I had done a fair amount of research and had asked friends to know what to avoid so I had everything covered for me and my friends.
Keep away from:
-restaurants which have their menu in several languages
-gelaterias which have strange colour gelato and where the ice cream is piled
-restaurants that have pictures of the food outside
What you’re looking for:
-a place which has good reviews IN ITALIAN online / a place where locals go and seem good friends with the waiters,managers or owners of the restaurant
-a place where the prices aren’t ridiculous (local restaurants are really affordable so you should never have to pay over 10€ for a plate of pasta)
On our last day, after getting lost in the maze of Venice, we found the Trattoria dalla Marisa. We were surrounded by locals (although the occasional American tourist who can’t even say “si” instead of “yes” will always be around…).
The place is specialised in local Venetian cuisine, which means they serve a lot of seafood. As we showed up at the end of the service, we only got the primo and all went for ragù pasta (bolognese). It was simple, yet perfect. I make a great bolognese, but this one was obviously better, probably because they don’t use 5% fat beef mince. The grease was definitely there but we felt no shame or guilt gobbling our pasta.
On the sweet side, I recommend trying out local pastries from Pasticcerias, the Essi in Burano, and if you’re going to get gelato, I hear Genateria Nico is great.
Aperetivo and Dinner:
I had read that you can’t do Venice unless you try CICHETTI: the Venetian version of tapas. We went to Al Timon and got Aperol with a selection of cichetti.
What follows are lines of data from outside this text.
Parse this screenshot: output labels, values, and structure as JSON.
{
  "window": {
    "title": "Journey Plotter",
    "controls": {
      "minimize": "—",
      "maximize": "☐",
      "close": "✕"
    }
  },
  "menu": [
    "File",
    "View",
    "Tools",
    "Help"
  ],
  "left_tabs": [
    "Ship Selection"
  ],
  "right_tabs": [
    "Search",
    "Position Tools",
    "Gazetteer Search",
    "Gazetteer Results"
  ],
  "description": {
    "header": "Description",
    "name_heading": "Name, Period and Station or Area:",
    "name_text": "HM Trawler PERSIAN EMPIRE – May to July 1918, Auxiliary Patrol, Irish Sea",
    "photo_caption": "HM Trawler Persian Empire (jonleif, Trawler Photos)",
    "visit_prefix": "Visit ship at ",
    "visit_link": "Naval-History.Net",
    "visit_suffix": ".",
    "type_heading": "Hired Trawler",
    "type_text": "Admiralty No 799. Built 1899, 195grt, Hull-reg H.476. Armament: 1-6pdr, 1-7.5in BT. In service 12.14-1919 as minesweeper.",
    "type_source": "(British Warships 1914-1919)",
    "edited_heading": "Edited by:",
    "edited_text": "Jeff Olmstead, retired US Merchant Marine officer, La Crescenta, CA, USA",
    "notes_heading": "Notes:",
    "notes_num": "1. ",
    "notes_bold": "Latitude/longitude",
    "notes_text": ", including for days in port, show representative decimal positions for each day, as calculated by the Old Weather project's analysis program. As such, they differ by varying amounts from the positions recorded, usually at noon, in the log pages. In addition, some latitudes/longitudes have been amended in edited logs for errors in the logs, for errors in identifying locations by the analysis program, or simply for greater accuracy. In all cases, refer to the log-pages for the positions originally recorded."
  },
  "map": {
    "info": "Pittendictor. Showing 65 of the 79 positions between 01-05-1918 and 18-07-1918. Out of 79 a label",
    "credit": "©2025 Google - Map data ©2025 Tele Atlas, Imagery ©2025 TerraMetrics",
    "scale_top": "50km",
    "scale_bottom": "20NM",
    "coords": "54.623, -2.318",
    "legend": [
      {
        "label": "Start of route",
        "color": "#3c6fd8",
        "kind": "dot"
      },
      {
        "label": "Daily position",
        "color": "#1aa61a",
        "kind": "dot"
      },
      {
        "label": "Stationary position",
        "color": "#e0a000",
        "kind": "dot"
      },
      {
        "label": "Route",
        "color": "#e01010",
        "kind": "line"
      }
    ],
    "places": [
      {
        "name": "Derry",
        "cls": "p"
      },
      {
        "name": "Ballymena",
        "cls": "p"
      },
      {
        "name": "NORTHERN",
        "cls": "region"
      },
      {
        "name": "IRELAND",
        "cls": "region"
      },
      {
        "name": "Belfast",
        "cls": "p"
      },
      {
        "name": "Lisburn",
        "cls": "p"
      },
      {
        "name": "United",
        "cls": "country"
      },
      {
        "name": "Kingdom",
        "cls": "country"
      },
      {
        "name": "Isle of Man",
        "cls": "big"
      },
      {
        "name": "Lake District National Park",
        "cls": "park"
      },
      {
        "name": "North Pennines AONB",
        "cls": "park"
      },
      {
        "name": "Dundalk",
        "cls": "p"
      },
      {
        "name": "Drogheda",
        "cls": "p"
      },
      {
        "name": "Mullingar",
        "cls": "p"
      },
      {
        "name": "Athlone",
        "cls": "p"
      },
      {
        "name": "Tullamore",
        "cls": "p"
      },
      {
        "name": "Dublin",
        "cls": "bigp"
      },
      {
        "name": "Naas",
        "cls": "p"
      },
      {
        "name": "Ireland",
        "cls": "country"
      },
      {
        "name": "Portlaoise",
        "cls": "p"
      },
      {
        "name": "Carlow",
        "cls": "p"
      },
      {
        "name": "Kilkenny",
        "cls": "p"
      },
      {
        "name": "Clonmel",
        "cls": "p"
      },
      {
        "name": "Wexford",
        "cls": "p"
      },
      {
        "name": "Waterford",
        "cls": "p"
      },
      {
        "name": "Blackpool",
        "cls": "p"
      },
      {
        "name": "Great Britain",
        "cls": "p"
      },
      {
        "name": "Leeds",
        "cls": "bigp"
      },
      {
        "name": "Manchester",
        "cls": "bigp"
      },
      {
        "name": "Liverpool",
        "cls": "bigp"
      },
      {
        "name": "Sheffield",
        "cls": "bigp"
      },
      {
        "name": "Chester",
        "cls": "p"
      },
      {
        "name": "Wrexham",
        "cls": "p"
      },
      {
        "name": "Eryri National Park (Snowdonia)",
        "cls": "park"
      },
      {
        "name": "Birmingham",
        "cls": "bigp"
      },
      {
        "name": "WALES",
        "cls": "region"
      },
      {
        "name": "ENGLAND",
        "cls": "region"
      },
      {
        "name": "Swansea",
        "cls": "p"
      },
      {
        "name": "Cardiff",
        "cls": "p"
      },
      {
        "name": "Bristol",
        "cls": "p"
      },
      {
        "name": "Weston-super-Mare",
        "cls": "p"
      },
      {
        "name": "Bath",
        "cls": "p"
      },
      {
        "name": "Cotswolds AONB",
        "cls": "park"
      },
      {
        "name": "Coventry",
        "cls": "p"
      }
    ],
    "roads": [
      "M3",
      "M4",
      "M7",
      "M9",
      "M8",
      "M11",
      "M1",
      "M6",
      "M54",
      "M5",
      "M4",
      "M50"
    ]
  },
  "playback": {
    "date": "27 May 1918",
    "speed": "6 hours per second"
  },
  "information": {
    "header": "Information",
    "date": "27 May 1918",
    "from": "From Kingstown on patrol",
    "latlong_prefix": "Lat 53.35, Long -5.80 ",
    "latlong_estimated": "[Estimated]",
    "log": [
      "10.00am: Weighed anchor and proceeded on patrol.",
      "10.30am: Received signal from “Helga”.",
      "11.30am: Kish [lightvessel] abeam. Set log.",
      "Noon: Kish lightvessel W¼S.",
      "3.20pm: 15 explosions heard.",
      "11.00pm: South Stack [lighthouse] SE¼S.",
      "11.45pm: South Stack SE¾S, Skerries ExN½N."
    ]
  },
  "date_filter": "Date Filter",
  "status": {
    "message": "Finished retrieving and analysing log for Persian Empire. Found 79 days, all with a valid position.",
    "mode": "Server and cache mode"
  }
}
Cichetti: 1€ each.
My favourite cichetti: Arancini of course, athough I also loved the roasted potato sticks. I tried baccalà for the first time, and although I’m not your number 1 pescetarian, I really liked it!
We then stayed for dinner and enjoyed some delicious gnochetti and duck brought by a charming waiter.
I hope these tips will help you plan your stay if you ever visit Venice, and I would love to know about your experience of the city on water so share it in the comments below!!
And here’s a cheeky youtube VLOG of our stay in Venice: